Similarly, has been used by journalists to ascertain how much the government spent on government contracts, such as ProPublica’s reporting on BP’s contracts with the U.S. after last year’s Gulf Coast oil spill.[4] Likewise, Sunlight’s own “Clearspending” report used data to bring to light nearly $1.3 trillion in inaccurate federal spending data. This report led to a congressional hearing on this topic just a few weeks ago by the House Committee on Oversight and Government Reform.[5]

Support for these government transparency initiatives spans the political spectrum. The Federal Funding Accountability and Transparency Act (FFATA), the bill that created, was heralded by Democrats and Republicans alike. “An informed public is a better public,” said Senator Coburn in 2006, who introduced the bill along with then-Senator Obama. “This Web site is going to put control of our government back in control of our citizens.”[6]

There is no other current funding mechanism for these initiatives, which means if the budget cuts are indeed enacted, we can expect these beacons of online transparency to go stale or disappear altogether.
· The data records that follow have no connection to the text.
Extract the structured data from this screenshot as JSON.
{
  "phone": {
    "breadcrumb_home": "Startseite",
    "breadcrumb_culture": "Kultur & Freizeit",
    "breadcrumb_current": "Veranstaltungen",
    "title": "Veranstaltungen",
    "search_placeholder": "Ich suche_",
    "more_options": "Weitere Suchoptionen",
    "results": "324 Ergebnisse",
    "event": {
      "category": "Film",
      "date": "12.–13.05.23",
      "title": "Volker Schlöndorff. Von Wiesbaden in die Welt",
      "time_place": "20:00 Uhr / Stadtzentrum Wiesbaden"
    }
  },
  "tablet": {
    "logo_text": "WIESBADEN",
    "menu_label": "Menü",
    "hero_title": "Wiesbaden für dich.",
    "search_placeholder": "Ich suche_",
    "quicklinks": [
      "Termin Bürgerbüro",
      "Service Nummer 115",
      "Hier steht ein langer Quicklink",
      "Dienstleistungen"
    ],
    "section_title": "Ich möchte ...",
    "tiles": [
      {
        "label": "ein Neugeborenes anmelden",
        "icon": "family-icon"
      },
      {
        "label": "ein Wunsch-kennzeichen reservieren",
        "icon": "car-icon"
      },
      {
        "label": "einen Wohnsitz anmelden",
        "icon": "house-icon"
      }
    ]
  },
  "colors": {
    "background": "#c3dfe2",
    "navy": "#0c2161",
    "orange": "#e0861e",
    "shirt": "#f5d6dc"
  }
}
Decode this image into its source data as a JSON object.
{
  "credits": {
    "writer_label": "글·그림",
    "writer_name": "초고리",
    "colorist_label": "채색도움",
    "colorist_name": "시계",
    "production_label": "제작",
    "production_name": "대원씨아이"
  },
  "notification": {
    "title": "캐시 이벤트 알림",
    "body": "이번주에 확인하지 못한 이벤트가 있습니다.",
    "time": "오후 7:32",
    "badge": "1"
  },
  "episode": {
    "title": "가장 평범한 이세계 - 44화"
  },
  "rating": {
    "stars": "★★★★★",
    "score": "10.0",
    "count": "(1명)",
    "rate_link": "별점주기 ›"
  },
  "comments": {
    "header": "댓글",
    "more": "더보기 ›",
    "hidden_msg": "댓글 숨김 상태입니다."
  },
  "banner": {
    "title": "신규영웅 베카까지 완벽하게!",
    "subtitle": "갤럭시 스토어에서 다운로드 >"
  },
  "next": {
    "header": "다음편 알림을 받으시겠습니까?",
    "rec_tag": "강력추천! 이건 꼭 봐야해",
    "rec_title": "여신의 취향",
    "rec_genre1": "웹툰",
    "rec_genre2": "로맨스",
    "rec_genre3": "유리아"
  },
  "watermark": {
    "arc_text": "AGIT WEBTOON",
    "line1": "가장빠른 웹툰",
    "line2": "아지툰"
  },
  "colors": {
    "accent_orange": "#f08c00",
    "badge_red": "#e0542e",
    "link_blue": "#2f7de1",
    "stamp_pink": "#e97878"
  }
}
Simply put, it may become impossible to implement the President’s landmark commitment to opening the government. At a time when federal spending is being scrutinized, shouldn’t we keep every tool available to measure how our tax dollars flow toward government expenditures?

Fully realized transparency would allow us to track every expense and truly understand how money — like that in the electronic government fund — flows to federal programs.

We cannot afford to let Washington’s transparency efforts go dark.


1. The funding source for these e-government initiatives is the Electronic Government Fund. For more information on that fund, please see this Congressional Research Service report:
5. Testimony available at

The Sunlight Foundation is a non-partisan non-profit that uses cutting-edge technology and ideas to make government transparent and accountable. Visit to learn more about Sunlight’s projects, including and Party Time.